It’s no secret that marriages can crumble under the pressure of parenting a child who needs special care. But we are not doomed to fail in our most important earthly relationship. We can shore up our defenses.
Further down, the letter read this:
“In my Bible reading the other day, Jesus said that to follow is to deny oneself, take up a cross and follow Him. So I am going to try. I just hope that eventually you will not want to be a cross. If Jesus matters to me then I have to try to keep my vows to you.”
I didn’t know it at the time, but along with the bitterness flowing from my pen came a thread of truth, of hope. The beginning of healing for our marriage came when I stopped looking at all Dan was or was not doing, and focused on following Jesus.
At first it was an angry throwing up of hands, giving up. But under God’s ministration it morphed into surrender, enabling an eternal perspective, and eventually, a compassion for my husband.
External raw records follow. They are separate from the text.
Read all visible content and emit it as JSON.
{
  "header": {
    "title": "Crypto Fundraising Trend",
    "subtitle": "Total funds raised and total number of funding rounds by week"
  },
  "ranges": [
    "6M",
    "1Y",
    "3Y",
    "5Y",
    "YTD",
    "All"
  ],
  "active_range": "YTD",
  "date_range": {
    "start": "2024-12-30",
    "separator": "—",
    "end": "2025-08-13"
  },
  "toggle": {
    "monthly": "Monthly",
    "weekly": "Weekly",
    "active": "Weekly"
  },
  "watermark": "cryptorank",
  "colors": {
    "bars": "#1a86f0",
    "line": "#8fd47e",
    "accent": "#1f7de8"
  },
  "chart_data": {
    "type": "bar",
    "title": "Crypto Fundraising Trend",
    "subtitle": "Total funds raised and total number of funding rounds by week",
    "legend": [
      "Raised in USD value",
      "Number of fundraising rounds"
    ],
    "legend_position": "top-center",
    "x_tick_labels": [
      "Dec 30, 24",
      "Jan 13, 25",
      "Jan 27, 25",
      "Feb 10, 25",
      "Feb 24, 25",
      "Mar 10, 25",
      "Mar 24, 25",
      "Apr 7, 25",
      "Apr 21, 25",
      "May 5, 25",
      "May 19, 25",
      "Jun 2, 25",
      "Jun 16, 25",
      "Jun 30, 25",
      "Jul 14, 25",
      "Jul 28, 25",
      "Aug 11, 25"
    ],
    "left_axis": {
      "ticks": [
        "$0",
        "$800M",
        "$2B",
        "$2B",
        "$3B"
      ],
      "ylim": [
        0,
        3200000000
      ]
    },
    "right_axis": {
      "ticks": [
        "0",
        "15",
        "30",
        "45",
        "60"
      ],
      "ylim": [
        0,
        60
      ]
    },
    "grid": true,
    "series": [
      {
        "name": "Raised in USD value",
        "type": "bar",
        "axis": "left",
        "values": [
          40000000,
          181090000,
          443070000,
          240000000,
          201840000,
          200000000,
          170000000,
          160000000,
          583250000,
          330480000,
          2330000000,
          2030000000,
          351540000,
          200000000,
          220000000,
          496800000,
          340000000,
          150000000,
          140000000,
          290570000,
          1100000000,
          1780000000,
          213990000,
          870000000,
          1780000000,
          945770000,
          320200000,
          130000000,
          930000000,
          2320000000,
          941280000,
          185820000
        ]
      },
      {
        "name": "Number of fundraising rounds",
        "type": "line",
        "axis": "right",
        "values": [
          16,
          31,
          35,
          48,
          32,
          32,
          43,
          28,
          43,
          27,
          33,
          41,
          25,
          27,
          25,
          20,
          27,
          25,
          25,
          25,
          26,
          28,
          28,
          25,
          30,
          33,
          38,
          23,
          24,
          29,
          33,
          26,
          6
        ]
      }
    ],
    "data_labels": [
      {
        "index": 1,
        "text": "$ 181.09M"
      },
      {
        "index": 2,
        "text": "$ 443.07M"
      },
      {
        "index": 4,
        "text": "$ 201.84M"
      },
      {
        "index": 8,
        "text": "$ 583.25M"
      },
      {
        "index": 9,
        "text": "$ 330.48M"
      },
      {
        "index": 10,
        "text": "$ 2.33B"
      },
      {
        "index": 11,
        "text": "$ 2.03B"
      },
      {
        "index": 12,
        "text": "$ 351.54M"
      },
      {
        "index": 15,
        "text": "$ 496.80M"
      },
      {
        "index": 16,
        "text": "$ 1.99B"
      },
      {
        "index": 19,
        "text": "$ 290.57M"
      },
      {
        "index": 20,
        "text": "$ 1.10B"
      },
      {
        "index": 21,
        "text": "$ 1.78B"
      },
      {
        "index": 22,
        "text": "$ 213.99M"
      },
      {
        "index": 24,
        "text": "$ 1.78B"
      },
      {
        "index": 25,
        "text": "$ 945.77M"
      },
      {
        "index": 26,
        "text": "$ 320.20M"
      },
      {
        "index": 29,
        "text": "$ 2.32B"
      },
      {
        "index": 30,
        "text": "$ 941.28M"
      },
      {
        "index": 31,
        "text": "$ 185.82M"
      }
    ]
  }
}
I never gave Dan that letter, although later I showed it to him, after a lot of counseling and working on reconnection. Writing it didn’t save our marriage. God did that, through a wise counselor, time, work, and His Holy Spirit. The letter helped me see what was going on in my own heart. It opened the door to God’s work in me.
Every marriage is different, but there are some actions that can help in nearly every messy relationship:
1) Get help from a godly counselor. Sooner than later.
2) Acknowledge the stress of caring for your kid with mental illness and recognize the toll it can take on your marriage.
3) Place your confidence in the only One who can bear the weight of your expectations. That is not your spouse.
4) Pray with honesty abut your pain, write it out in a letter (unsent), cry and grieve over the fractures in your most important earthly relationship. Don’t deny the hurt; process it.
5) Practice kindness and compassion for your spouse, especially when you don’t feel like it. Believe it or not, he is going through this too.
6) Be careful and wise about venting. Confide in those who are the cheerleaders and supporters of your marriage. I’m not advocating putting on a happy face and pretending all is great. Just choose your close confidants with caution.
Dear friends- this is such a hard one. If I can pray for you in a struggle with your marriage, please leave a comment or contact me through my website kirstenp.com. I would count it a privilege.